    This is uncommon honesty much like Nouwen. As you know, David, I agree very little with the christian church when it comes to history or theology. But christianity tells stories that my heart understands and, to date, the door has remained open to me in the community that you nurture.

    You are answering your questions with your own life and it is beautiful! More family, less fraternity.

  • Brian Metzger

    And this is the only kind of church I’m interested in being part of any more Dave. Time is too short for anything else.

  • joni

    That is the community I belong to and only want to belong to. As you know David, you have helped me in this area.. as it is so backwards to the way my mind has looked at things most times in my life. It isn’t about being a cookie cutter church or Christian. We all know I broke the cutter long ago. LOL Why is it so hard to just be who we are.. no more no less?
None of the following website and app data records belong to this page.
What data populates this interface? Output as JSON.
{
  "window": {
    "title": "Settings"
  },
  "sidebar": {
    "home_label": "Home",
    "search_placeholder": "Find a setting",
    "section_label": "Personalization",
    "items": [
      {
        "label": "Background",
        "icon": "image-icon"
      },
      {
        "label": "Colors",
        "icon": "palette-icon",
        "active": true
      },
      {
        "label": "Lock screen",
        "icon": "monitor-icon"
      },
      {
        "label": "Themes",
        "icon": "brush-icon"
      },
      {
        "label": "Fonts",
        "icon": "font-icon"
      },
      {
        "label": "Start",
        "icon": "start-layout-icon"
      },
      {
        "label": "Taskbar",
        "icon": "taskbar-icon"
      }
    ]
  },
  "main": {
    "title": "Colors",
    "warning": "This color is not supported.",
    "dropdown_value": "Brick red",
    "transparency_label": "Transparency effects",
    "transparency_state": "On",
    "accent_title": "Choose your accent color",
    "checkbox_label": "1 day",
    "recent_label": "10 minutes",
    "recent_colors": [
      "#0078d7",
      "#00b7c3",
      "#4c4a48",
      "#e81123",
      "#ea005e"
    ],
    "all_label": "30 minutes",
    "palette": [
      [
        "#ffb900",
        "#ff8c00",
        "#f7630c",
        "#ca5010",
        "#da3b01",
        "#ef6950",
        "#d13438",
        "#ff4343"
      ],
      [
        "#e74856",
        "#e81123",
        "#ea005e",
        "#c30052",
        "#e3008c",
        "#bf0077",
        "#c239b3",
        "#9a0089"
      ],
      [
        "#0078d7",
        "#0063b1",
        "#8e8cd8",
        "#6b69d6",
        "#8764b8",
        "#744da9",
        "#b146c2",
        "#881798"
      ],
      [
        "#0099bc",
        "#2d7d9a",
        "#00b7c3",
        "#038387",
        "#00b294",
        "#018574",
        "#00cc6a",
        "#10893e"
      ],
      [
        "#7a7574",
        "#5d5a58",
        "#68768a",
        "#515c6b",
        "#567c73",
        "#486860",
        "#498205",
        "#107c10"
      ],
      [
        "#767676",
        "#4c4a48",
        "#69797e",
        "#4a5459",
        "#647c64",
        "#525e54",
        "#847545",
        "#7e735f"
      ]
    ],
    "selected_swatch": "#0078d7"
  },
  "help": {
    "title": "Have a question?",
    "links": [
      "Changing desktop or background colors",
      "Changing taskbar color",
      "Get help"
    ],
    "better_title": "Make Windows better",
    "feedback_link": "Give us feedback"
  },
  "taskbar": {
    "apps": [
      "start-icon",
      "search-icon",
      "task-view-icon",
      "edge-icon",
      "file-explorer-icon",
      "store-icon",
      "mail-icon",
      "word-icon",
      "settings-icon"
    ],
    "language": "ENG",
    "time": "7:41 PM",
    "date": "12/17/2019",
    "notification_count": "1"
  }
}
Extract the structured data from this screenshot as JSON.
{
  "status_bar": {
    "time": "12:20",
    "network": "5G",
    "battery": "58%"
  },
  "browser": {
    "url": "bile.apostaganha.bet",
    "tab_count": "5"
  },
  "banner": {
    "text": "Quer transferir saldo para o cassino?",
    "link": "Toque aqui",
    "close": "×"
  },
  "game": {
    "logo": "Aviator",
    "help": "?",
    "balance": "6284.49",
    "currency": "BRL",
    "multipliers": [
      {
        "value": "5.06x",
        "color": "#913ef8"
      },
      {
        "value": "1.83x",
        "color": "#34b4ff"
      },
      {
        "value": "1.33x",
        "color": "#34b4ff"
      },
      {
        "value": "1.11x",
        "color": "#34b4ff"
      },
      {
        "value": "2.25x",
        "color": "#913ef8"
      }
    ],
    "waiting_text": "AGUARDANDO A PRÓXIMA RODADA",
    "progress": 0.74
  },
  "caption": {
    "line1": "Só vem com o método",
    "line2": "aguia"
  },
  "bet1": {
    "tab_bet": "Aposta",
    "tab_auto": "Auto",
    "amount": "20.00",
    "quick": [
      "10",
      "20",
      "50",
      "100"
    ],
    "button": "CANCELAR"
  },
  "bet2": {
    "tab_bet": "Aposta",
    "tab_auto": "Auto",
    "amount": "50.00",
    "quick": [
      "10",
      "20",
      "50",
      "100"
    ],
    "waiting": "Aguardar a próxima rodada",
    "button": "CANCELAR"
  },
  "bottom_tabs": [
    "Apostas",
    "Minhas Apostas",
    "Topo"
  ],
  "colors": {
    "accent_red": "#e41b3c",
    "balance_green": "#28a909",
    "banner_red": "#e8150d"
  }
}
    Thank you for this today, I needed the reminder what it truly is all about.